Neapolitan or Sicilian manufacturing (?)




Neapolitan or Sicilian manufacturing (?)




About 1610


Ivory, mother-of-pearl, and hardwood inlay


51 x 84 x 41 cm (with doors closed)






On Display

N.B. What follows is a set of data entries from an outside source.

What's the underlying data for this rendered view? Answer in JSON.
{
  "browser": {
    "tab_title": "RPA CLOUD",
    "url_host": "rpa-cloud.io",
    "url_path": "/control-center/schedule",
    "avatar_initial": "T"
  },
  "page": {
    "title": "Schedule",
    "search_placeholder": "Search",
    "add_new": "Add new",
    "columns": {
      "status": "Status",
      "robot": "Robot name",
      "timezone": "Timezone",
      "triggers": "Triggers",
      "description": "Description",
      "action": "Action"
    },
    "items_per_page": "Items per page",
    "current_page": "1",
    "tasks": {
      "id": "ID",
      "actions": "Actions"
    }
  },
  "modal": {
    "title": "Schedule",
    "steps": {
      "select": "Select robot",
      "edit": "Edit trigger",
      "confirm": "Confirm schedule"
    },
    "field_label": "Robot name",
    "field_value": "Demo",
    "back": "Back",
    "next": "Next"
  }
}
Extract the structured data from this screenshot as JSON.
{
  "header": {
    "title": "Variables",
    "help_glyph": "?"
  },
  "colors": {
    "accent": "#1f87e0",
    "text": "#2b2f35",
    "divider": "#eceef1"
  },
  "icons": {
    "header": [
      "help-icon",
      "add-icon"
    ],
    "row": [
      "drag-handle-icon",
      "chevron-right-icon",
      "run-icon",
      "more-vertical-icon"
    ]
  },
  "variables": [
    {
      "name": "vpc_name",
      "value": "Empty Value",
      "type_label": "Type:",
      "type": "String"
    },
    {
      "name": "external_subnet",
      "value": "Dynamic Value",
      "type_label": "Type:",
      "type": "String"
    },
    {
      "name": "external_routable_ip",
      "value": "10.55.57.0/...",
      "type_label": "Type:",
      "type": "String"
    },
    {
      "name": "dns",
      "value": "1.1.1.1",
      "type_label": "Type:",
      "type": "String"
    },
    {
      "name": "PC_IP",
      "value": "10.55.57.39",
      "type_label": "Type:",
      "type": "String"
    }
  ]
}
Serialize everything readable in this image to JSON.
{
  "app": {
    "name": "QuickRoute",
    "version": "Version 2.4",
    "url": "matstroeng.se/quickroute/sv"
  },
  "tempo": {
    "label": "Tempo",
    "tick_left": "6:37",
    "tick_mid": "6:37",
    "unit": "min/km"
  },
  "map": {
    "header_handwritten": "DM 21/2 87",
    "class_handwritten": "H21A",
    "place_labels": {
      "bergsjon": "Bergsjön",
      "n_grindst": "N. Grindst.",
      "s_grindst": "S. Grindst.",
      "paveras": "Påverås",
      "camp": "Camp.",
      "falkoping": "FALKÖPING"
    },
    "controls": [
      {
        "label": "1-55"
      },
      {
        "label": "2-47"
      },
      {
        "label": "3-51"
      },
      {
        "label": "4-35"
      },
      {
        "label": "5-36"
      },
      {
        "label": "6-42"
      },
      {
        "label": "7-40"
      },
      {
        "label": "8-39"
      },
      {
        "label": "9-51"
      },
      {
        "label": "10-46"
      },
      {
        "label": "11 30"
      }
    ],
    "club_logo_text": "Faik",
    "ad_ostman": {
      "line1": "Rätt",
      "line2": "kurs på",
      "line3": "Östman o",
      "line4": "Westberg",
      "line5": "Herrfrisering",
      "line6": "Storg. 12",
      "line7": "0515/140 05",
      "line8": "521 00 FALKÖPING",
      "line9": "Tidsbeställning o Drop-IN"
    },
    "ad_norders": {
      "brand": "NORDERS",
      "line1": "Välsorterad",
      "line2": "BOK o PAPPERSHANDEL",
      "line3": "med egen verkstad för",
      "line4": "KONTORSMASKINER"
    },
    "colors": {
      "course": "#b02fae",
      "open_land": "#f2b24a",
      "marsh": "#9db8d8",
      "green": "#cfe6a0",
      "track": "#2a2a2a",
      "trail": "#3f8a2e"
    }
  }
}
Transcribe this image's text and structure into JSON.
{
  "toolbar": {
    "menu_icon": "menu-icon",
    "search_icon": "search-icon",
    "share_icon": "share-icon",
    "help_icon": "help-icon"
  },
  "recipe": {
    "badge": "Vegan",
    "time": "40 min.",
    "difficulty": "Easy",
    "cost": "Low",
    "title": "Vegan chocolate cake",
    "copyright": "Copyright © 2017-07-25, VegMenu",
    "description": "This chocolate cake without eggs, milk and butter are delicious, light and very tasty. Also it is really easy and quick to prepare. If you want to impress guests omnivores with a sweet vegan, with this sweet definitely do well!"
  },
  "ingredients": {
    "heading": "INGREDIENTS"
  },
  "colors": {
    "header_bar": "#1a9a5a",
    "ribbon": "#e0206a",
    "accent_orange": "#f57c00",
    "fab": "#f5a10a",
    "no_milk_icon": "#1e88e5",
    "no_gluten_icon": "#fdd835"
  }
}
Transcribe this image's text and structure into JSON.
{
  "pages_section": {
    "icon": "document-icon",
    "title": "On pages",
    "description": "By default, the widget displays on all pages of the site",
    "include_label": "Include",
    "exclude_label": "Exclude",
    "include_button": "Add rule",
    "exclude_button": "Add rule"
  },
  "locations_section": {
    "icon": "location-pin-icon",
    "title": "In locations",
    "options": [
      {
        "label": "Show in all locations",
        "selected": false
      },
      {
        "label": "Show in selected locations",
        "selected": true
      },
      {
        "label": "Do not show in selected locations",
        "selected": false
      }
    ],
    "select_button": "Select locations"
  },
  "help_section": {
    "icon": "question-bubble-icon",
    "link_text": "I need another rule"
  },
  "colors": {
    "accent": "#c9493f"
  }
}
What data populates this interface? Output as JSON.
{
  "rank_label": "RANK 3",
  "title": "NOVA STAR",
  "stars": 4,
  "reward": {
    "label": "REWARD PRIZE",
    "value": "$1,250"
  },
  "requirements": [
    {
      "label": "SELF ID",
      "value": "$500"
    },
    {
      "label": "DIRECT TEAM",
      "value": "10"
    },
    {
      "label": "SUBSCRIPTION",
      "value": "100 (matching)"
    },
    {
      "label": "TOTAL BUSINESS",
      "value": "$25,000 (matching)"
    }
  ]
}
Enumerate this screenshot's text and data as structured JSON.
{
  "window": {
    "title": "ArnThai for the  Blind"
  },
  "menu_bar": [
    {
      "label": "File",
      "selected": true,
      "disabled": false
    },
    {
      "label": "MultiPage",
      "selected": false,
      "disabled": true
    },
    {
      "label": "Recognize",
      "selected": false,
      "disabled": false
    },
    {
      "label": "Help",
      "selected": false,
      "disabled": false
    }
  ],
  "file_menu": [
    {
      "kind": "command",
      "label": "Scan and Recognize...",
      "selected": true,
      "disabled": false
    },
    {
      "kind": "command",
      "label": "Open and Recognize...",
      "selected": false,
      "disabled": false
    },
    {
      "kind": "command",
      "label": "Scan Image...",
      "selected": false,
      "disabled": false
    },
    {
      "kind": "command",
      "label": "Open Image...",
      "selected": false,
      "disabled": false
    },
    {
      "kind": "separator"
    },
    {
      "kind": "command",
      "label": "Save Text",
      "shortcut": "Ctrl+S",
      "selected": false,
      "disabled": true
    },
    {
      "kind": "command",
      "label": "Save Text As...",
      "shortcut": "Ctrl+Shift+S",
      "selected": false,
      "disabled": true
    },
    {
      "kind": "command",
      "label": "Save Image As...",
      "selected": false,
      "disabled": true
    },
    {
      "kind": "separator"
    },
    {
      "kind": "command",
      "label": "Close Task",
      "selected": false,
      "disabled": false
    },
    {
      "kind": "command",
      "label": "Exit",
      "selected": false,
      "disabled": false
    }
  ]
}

This elaborate cabinet is made of expensive materials – ivory and mother-of-pearl – imported from the East colonies under the control of the Spanish government during the seventeenth century. The exterior is decorated with mother-of-pearl arabesque foliage with birds and hunting figures, influenced by German engravings of the 1590s, and also very similar to the decorative motifs on pistols and rifles in the sixteenth and seventeenth centuries. The interior is characterised by a Doric triumphal-arches façade, whose architecture recalls cabinet engravings dated around 1600. Surrounding the façade, fourteen variously sized small drawers are faced with engraved ivory and flanked on each side by two folding panels, which are also richly decorated. The interior engravings depict scenes of a king and queen, which show a significant correlation with events told in the Book of Esther. The use of highly prized materials and the exquisite execution of the cabinet would indicate that its probable origin is either Naples, Sicily, or Madrid, where foreign craftsmen masterfully combined their skills with those of local artisans. Neapolitan cabinetmakers of the early seventeenth century were often influenced by imaginative decorations carved on cabinets that began to arrive in Europe from the Indo-Portuguese colonies. In late sixteenth-century Naples, among masters active in the production of inlaid cabinets in ebony and ivory, there was a cabinetmaker known by the name of Iacobo Fiamengo. Fiamengo was a craftsman from the region between Belgium and Holland, at the time under the Spanish rule of Philip II. He collaborated with the Neapolitan engraver Giovanni Battista De Curtis, and together they produced four documented cabinets, among the highest examples on the Italian scene. Although this cabinet is neither dated nor signed, the quality of its execution and the richness of this item brings it close to his sphere.

Neapolitan or Sicilian manufacturing (?) Cabinet About 1610 © Compton VerneyPhoto by Prudence Cuming Associates-Ltd

Cabinet About 1600 © Compton Verney

Cabinet About 1600 © Compton Verney

Neapolitan Cabinet About 1600 © Compton Verney

Neapolitan cabinet, open About 1600 © Compton Verney